- "The only demand of Allah's Providence and Mercifulness is not this that He should feed you, but also this that He should arrange guidance for you. For this very guidance He has sent His Messenger and His Book."
After this introduction, the question of the famine that was raging in Makkah has been discussed. As already mentioned, this famine had occurred on the Holy Prophet's prayer, and he had prayed for it so that when the calamity befell it would break the stubbornness of the disbelievers and then they would listen to the rebuke. It looked as if this expectation was being fulfilled to some extent, for some of the most stubborn enemies of the Truth, on account of the severity of the famine, had cried out: "O Lord, avert this torment from us and we will believe." At this, on the one hand, the Holy Prophet has been foretold: "These people will not learn any lesson from such calamities. When they have turned away from the Messenger, whose life, character, works and speech clearly show that he is Allah's true Messenger, how will a mere famine help remove their disbelief?" On the other, the unbelievers have been addressed, so as to say : "You lie when you say that you will believe as soon as the torment is removed from you. We shall just remove it to see how sincere you are in your promise. There is a graver disaster about to fall upon you. You need a much more crushing blow: minor misfortunes cannot set you right."

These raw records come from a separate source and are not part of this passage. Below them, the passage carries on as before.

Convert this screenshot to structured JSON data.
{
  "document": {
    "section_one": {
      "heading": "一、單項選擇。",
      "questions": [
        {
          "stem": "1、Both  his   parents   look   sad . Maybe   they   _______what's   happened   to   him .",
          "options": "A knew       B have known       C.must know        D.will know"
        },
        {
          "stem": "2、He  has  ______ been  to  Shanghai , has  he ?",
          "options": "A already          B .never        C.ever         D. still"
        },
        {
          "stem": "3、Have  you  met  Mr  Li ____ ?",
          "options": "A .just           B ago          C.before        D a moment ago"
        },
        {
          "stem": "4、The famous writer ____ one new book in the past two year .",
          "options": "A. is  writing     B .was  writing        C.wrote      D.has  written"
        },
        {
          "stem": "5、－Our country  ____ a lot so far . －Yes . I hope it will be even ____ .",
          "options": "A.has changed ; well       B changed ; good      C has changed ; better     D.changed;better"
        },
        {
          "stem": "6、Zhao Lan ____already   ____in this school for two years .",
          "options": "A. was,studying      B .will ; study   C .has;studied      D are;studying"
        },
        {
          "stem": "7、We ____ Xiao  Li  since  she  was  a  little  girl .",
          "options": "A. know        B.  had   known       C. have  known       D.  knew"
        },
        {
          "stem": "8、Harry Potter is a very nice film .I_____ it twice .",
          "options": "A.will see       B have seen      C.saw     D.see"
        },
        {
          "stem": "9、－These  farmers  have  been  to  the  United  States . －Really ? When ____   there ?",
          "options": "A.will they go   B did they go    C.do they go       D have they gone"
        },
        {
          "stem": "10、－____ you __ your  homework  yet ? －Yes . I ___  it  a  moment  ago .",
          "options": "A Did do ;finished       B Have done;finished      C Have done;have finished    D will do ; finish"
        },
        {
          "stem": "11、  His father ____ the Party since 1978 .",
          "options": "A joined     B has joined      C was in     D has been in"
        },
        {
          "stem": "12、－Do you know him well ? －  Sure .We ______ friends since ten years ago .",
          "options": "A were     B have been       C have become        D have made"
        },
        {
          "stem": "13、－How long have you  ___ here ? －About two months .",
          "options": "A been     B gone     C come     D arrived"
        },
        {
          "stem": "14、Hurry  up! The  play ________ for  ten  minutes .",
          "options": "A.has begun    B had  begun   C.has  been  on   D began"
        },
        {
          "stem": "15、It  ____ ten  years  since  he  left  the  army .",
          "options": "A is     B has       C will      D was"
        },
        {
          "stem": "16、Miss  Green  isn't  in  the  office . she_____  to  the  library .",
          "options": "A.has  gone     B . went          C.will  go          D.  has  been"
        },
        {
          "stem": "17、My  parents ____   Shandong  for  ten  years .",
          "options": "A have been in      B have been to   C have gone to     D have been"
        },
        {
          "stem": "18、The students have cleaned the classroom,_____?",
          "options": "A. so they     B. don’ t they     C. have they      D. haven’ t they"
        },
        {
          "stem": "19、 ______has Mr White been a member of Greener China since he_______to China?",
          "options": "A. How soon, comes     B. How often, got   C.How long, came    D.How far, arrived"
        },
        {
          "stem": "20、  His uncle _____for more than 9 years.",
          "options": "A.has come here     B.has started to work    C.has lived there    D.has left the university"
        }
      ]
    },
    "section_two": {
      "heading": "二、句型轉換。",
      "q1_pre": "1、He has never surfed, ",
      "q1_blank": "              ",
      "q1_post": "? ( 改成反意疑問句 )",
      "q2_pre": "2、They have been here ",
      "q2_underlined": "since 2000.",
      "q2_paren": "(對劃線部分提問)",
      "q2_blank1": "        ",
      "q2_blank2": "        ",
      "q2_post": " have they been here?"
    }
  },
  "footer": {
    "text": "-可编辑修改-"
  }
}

In this very connection, a reference has been made a little below to Pharaoh and his people, implying that those people also had met with precisely the same trial as the chiefs of the disbelieving Quraish are now afflicted. To them also a similar noble and honorable Messenger had come; they also had seen those express pointers and signs which clearly showed that he had been appointed by Allah; they also had gone on witnessing one sign after the other but they did not give up their stubbornness, till at last they made up their mind to put an end to the Messenger's life, and they met their doom, which has since become an object lesson for the people for ever.
After this the theme of the Hereafter has been taken up, which the disbelievers of Makkah vehemently denied. They said: "We have never seen anyone rising back to life after death. Raise our forefathers back to life if you are true in your claim about the life hereafter." In response to this, two arguments for the Hereafter have been presented briefly:
- That the denial of this creed has always proved destructive for the morals
- That the universe is not a plaything of a thoughtless deity, but it is a wise system and no work of wisdom is ever vain or useless.
Then the disbelievers' demand to bring their forefathers back to life has been answered, thus: "This cannot be done every day to meet the demand of the individuals, but Allah has appointed a time when He will resurrect all mankind simultaneously and will subject them to accountability in His Court. If one has to protect oneself there, one should think about it here. For no one will be able to save himself there by his own power, nor by the power of any one else."
In connection with this Court of Allah, mention has been made of the fate of those who will be declared as culprits and of the rewards of those who will be declared as successful. The discourse has been concluded with this warning: "This Quran has been revealed in simple language in your own tongue so that you may understand it; yet if you do not understand it and insist on seeing your evil end, you may wait; Our Prophet too is waiting. Whatever is to happen, will happen at its own appointed time."